Thomas Cafcas is Research Analyst at Good Jobs First.
Alice Goffman: “We’ve created an incentive system where in order to stay out of jail, people have to avoid their families and avoid work. It’s the opposite of what we’d want the criminal justice system or any government body to be doing to its citizens.”
For most people, the inner city exists in abstract. The massive disparities in the wealth, health and incarceration rates of black Americans aren’t just economic or social justice stories – they are stories of neighborhoods and families and actual real life people.
Alice Goffman spent six years living and working in a disadvantaged Philadelphia neighborhood to tell its stories in her book On the Run: Fugitive Life in an American City. She talks with Chuck about how surveillance and police aggression hover around life in disadvantaged neighborhoods, “stop snitching” as grassroots resistance movement, and why for many young men, every public place is an arrest waiting to happen.
Alice Goffman is assistant professor of sociology at the University of Wisconsin–Madison.
Scott Horton: “We know these films exist. They’re being suppressed and not turned over to the public. And we have very strong reason to believe the reason for their suppression is very simple – they do not support the official government narrative of what happened that evening.”
On June 10th, 2006 three men detained at Guantanamo bay stuffed rags down their throats, bound their own hands and somehow hung themselves in their separate cells. That’s the government’s version of the events. That doesn’t make much sense to Scott Horton. It didn’t when he first reported on the case in 2010′s Harper’s article The Guantánamo “Suicides” and four years later, he’s digging new holes in the government’s version of the events.
Scott talks with Chuck about his new Harper’s article The Guantánamo “Suicides,” Revisited, new evidence linking the Obama administration and the CIA to a coverup of the deaths and why government secrecy blocks public discussions about detainment and security.
Scott Horton is a lecturer in law at Columbia Law School and a legal affairs and national security contributor to Harper’s magazine.
Michelle Chen: “There are people who will take this framework of Fast Food Forward or Fight for Fifteen and turn it into their own franchise. There will be mistakes made, and there will be successes, but as long as people are getting out there and getting into the streets, I say let 10,000 flowers bloom.”
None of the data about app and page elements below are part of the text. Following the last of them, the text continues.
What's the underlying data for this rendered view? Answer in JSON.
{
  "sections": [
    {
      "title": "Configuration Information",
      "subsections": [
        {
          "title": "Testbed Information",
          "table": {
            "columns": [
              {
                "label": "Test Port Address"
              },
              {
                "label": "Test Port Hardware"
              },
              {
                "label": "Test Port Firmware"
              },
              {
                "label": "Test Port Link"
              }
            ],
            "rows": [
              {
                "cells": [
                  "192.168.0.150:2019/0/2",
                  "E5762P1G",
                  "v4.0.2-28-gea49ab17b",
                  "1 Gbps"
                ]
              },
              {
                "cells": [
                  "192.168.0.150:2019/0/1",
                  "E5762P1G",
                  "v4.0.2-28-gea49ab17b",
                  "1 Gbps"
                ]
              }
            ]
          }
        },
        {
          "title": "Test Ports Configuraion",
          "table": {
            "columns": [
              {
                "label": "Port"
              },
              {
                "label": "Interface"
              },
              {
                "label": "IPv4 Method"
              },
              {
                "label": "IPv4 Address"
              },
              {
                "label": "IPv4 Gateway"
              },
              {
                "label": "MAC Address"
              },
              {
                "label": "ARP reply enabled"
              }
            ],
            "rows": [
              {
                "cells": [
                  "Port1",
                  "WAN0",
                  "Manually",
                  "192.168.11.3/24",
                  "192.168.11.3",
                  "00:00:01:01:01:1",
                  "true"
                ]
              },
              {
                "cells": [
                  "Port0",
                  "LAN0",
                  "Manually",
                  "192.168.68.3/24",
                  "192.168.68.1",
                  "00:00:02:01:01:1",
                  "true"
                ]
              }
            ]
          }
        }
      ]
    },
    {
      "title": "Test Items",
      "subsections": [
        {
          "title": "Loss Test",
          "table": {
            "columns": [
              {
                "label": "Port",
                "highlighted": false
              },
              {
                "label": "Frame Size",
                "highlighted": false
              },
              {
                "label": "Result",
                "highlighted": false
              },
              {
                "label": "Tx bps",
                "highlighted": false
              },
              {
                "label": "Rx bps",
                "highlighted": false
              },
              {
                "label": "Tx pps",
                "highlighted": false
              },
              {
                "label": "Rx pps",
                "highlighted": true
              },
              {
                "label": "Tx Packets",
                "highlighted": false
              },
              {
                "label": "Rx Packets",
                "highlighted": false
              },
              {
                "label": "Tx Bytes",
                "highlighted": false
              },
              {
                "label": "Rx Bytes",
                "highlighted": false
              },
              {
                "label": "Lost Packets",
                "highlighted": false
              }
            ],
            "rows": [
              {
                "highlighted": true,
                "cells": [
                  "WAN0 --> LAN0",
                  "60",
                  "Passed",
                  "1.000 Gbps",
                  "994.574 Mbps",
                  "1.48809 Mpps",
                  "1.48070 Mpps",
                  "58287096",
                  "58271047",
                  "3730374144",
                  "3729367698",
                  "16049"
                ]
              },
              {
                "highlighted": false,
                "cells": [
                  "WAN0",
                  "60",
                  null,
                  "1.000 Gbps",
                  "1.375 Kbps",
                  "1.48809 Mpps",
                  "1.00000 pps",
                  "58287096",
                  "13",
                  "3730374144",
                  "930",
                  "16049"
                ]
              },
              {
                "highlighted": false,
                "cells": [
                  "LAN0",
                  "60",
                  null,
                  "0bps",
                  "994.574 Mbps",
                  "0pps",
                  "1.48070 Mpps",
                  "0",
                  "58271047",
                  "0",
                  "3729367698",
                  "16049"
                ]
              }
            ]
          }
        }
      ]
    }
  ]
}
On May 15th fast-food workers around the world launched actions in 30 countries, demanding liveable wages more fair working conditions. The hard work of getting paid for hard work began months ago, with organizing campaigns, grassroots recruiting efforts and an international conference. Michelle Chen covered the story, from plans to protest, in her blog post The Fast Food Worker Movement Has Gone Global at The Nation.
Michelle talks with Chuck about the movement’s origins, union involvement, self determination, and the future of fast food jobs in America and world wide.
Michelle Chen is a contributing editor at In These Times, a blogger at The Nation, an associate editor at CultureStrike and co-host (with TiH! correspondent Sarah Jaffe) of Dissent’s Belabored podcast. Somehow she also has the time to study in the historical doctoral program at City University of New York Graduate Center.
Jeff Dorchen: “They could be selling commemorative pizza ovens at a Holocaust Museum gift shop and their right to operate a business would trump their violation of decency and judgment and taste.”
Jeff Dorchen makes up a lot of crap but a cheese board in the shape of America with hearts cut out marking the sites of 9/11 terror attacks is beyond his powers of imagination. It isn’t beyond the power of America to make a buck off any person, place, thing, animal, vegetable or mineral. Jeff divides America in chumps and con-men, and if you have to ask which one you are, then enjoy the cheese.
According to his contacts on LinkedIn, Jeff Dorchen can do just about anything. He’s a visual artist, songwriter/musician, actor, essayist, poet, playwright and screenwriter.
Producers Daniel Cox and Alexander Jerri talk bunuelos and Bánh mì behind the scenes.